■ Problem details ■
Where in the data does the word "icon" appear? Find those lines and copy them.

■ Dataset excerpts ■
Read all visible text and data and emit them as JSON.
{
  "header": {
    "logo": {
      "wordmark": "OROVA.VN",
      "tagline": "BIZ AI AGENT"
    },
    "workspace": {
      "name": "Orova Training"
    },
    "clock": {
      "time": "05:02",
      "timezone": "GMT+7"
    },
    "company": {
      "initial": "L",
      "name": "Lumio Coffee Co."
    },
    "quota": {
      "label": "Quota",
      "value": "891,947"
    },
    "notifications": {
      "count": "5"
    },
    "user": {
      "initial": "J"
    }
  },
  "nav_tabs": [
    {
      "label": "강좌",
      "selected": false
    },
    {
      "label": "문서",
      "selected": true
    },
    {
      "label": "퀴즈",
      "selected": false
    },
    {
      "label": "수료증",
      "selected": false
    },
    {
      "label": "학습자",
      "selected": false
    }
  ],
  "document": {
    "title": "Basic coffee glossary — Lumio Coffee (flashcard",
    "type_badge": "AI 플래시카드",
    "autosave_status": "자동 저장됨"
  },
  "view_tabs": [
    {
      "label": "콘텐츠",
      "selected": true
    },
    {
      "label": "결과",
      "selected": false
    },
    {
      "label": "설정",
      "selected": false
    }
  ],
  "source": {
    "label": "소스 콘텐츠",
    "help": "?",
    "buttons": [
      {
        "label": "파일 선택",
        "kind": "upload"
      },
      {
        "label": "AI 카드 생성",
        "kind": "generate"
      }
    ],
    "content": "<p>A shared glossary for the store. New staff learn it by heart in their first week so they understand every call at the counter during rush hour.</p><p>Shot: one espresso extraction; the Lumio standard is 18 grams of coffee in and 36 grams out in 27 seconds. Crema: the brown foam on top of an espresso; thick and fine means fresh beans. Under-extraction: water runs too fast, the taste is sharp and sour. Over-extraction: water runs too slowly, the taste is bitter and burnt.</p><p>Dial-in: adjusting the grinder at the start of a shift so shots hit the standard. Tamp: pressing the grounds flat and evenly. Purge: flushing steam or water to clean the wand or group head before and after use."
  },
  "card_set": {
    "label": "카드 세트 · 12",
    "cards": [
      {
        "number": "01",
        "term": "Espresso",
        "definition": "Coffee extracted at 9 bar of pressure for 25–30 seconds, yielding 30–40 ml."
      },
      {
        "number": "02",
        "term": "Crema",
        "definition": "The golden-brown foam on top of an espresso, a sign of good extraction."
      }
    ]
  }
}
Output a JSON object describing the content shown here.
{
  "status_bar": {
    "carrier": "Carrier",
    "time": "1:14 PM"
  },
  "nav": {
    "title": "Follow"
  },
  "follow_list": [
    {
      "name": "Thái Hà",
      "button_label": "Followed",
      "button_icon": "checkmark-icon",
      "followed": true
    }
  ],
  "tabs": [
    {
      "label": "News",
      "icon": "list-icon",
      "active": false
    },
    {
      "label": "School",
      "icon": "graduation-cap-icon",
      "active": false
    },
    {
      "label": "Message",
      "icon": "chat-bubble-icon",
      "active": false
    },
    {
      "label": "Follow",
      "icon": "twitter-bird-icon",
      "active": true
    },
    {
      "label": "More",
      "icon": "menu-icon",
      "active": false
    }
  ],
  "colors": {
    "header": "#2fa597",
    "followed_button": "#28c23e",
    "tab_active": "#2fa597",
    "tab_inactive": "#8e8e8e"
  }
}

■ Solution to this exercise ■
      "button_icon": "checkmark-icon",
      "icon": "list-icon",
      "icon": "graduation-cap-icon",
      "icon": "chat-bubble-icon",
      "icon": "twitter-bird-icon",
      "icon": "menu-icon",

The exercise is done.